Check other appliances for stability: Wiggle other appliances to judge their stability. Consider the stove or dryer - anything where your elder could hang one, lean or fall on the open door. Front loading washers are not as big a worry since their weight is mainly on the bottom of the appliance which makes it more stable.

Get appliances on the living level: Mom's washer / dryer was in her basement and the stairs were a huge worry for us especially if she tried to carry anything. We converted a linen closet to a laundry closet and moved these up stairs.

Secure other furniture to walls with brackets: cook cases, china cupboards, curio cabinets - anything that might be top heavy and fall over when used as a hand hold. All it takes is a small "L" bracket and a couple of screws. Or, move heavy objects from upper shelves to the bottom shelves.

Get a taller toilet: Often our elders have a hard time getting up from low seats. Given that, the bathroom poses a huge problem.
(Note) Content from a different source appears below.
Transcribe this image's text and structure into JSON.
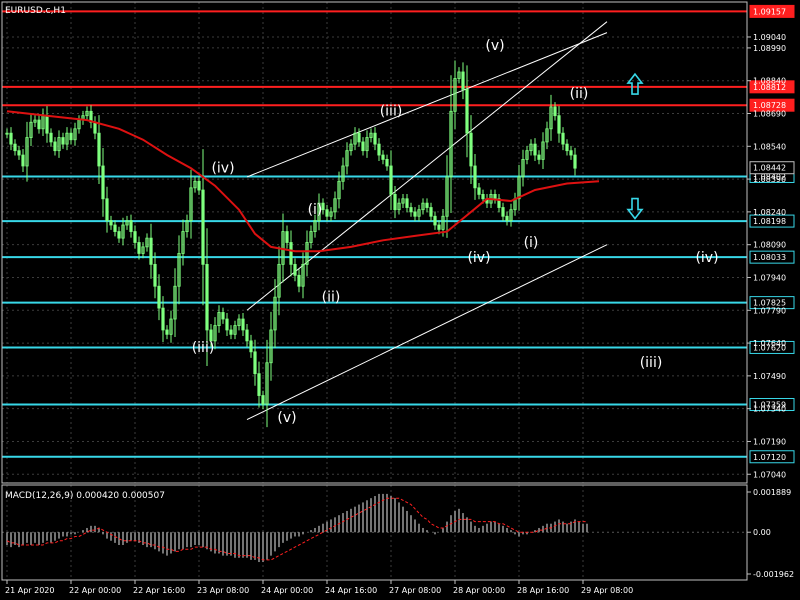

They are alone, exposed and it's often in tight quarters. A taller toilet enables them to more easily raise up from a seated position, installation of a grab bar to pull with their arms can help even further. Other options like a "riser" - a plastic toilet shaped device that fits over the toilet - are possible but these are hard to clean which creates another set of issues. Don't get a toilet that's too tall or they can't get on it in the first place.

Bathroom hand holds
: Install grab bars near the toilet, shower or tub. If you notice that they hold on to a towel rod to walk across the bathroom, ensure that it is securely fastened to a stud in the wall; don't trust the little 1/2" screws that come with the towel bars. After we noticed that the towel bar was loose, we replaced it with a real grab bar; it does double duty for towels and to steady Mom.
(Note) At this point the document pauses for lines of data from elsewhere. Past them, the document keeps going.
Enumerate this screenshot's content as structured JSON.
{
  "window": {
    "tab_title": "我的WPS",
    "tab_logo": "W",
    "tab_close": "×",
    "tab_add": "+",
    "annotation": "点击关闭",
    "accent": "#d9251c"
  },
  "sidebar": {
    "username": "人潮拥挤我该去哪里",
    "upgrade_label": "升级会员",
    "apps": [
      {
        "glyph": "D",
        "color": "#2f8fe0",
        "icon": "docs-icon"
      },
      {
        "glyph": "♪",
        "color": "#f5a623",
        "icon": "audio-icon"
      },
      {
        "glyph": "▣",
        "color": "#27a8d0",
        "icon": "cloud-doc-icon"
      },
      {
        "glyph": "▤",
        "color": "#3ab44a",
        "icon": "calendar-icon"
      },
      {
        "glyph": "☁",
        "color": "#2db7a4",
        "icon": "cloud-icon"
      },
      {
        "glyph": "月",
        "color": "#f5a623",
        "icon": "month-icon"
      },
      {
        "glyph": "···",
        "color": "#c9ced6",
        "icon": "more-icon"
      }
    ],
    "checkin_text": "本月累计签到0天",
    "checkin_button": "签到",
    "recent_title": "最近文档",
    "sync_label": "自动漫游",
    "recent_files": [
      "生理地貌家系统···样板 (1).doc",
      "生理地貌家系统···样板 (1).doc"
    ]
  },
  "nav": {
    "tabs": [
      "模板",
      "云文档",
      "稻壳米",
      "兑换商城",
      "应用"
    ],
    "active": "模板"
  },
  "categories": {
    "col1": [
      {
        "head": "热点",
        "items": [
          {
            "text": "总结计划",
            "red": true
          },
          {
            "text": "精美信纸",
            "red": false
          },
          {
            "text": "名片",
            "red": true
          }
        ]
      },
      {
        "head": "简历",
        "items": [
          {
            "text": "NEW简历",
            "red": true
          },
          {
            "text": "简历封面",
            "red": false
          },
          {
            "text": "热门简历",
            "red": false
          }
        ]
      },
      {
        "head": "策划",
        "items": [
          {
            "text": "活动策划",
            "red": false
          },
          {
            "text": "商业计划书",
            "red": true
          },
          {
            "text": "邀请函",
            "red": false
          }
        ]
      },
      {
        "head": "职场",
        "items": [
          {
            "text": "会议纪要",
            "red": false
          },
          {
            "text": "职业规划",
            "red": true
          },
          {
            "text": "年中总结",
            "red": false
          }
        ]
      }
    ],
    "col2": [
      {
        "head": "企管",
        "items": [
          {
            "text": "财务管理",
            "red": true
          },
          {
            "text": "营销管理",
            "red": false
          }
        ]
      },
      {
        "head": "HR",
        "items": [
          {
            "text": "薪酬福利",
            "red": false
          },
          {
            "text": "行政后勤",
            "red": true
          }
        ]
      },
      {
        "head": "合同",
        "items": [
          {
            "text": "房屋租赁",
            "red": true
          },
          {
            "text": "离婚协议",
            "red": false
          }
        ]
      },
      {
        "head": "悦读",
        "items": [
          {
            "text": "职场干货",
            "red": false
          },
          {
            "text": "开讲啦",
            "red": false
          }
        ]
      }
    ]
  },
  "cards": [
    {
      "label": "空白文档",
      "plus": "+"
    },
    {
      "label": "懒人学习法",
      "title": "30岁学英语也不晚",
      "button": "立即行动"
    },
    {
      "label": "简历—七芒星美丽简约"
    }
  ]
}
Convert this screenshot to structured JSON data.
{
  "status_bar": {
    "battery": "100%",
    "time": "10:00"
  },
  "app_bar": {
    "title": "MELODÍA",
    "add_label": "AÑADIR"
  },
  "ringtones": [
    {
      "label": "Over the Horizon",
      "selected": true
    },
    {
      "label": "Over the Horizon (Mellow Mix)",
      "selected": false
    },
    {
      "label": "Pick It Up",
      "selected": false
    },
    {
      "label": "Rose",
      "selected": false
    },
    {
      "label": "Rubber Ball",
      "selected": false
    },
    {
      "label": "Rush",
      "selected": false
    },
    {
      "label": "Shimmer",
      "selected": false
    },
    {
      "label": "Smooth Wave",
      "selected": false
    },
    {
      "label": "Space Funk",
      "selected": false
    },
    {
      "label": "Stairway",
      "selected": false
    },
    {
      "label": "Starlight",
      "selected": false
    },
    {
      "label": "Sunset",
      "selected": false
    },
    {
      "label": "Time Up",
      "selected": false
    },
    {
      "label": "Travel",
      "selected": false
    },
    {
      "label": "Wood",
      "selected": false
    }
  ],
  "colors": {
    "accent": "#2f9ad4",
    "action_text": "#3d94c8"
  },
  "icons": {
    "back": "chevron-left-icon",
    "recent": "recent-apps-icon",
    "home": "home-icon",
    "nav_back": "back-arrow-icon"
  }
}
That's it for now - I have many other tricks and I'll share those as time permits.

My reason for blogging? It's personal....

I didn't want to blog. I have little time to write on a regular basis. So why do it? Because I can not easily find this type of information in a format that helps me; I assume others are in the same boat.
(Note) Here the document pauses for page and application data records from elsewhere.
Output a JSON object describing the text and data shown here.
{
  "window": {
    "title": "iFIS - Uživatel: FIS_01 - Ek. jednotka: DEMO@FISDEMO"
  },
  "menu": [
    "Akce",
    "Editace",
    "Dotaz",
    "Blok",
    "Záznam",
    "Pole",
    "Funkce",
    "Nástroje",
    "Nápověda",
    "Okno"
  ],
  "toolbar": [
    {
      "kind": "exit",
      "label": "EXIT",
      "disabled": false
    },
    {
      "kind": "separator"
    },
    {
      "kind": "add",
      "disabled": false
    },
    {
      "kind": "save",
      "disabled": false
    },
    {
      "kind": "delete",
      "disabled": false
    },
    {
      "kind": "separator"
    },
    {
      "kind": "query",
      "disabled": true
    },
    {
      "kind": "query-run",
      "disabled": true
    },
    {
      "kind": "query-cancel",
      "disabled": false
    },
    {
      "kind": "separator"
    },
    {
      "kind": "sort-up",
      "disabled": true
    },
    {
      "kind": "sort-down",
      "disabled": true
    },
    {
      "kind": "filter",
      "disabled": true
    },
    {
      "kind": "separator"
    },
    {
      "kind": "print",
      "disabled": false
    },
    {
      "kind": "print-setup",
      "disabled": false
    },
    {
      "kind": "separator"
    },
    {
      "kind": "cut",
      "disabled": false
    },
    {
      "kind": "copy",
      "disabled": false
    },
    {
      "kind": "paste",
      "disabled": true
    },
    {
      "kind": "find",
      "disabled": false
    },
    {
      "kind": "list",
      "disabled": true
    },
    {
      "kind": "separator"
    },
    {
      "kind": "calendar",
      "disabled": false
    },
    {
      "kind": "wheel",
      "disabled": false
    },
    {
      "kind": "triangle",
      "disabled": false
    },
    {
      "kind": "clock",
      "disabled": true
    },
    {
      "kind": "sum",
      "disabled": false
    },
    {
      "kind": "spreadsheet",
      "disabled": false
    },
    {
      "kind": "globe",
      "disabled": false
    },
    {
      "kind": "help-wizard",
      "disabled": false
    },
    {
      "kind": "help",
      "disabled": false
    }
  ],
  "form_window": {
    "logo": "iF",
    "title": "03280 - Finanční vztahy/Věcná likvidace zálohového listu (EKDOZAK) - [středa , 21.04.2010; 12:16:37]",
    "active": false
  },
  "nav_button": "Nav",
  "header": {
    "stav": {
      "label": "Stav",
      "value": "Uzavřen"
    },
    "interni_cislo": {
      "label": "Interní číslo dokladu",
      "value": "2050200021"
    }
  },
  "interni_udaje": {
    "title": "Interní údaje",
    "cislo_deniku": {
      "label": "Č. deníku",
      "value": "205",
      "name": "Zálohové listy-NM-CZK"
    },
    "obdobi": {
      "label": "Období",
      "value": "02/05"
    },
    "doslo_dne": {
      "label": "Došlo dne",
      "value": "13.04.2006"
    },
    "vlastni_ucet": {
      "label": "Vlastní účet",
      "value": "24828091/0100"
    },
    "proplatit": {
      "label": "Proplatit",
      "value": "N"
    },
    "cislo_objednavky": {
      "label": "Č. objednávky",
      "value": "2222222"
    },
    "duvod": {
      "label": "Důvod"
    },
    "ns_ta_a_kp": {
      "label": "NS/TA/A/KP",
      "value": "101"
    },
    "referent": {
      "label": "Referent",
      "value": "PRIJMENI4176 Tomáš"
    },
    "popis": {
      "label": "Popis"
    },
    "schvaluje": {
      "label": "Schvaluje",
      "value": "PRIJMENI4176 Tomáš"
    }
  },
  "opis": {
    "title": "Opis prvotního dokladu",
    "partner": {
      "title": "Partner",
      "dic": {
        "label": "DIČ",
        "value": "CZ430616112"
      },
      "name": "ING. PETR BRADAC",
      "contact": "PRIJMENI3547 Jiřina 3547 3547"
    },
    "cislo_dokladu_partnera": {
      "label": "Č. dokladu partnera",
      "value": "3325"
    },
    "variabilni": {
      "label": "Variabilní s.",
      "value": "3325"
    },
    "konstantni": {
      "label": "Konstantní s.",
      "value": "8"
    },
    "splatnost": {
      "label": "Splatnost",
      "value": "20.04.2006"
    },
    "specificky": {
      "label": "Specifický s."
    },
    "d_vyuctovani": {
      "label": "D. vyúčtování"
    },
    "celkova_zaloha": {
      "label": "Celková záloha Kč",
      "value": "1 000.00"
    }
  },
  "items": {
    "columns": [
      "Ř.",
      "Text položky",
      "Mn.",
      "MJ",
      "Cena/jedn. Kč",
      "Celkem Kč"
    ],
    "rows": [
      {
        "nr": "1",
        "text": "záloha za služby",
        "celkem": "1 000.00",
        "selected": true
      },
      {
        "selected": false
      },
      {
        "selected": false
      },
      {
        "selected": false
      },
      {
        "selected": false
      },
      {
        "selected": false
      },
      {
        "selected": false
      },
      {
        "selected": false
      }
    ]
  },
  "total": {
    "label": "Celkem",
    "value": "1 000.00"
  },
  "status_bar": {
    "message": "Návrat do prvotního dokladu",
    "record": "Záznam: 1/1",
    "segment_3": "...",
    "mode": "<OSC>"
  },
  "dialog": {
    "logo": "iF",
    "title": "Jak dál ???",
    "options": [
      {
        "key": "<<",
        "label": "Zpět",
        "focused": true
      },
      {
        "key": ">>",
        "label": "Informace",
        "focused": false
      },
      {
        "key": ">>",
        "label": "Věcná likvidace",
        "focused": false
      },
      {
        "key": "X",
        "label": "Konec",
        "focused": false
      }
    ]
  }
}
What do I want: I want some practical ideas to make my Mom's environment safer and easier for her. I need ideas on where to look for assistance for her. I want to know if my feelings are normal and what others are feeling as they go through the same things. By blogging I hope to create a space where others can learn from my experiences and where we can share ideas and insights about helping elderly parents in a way that maintains their dignity and retains a sense of loving family.

Some back ground on me and my situation:
  • I'm a 47 married woman, born in 1962 to parents who were in their early 40's.
  • I have no kids but am close to my family - nieces, nephews, brothers, cousins.
  • Our family is greatly influenced by our Italian background. We were raised with a sense of obligation to family; something that is both a blessing and a curse.
  • As youngest, the only girl and definitely the most reliable, I always knew helping my parents would fall to me.
  • My father died 13 years ago at age 76 from cancer and Mom was his primary care giver.
  • Mom is now 88, epileptic, slow and stiff from advancing arthritis but sharp in mind and spirit.
  • She has no other health issues like diabetes that cause problems for her.
  • She lives in her own home, with modifications, but it is clear she must move soon.
I hope readers will find helpful ideas in these posts and that you will add comments about similar experiences so that others may benefit from your wisdom.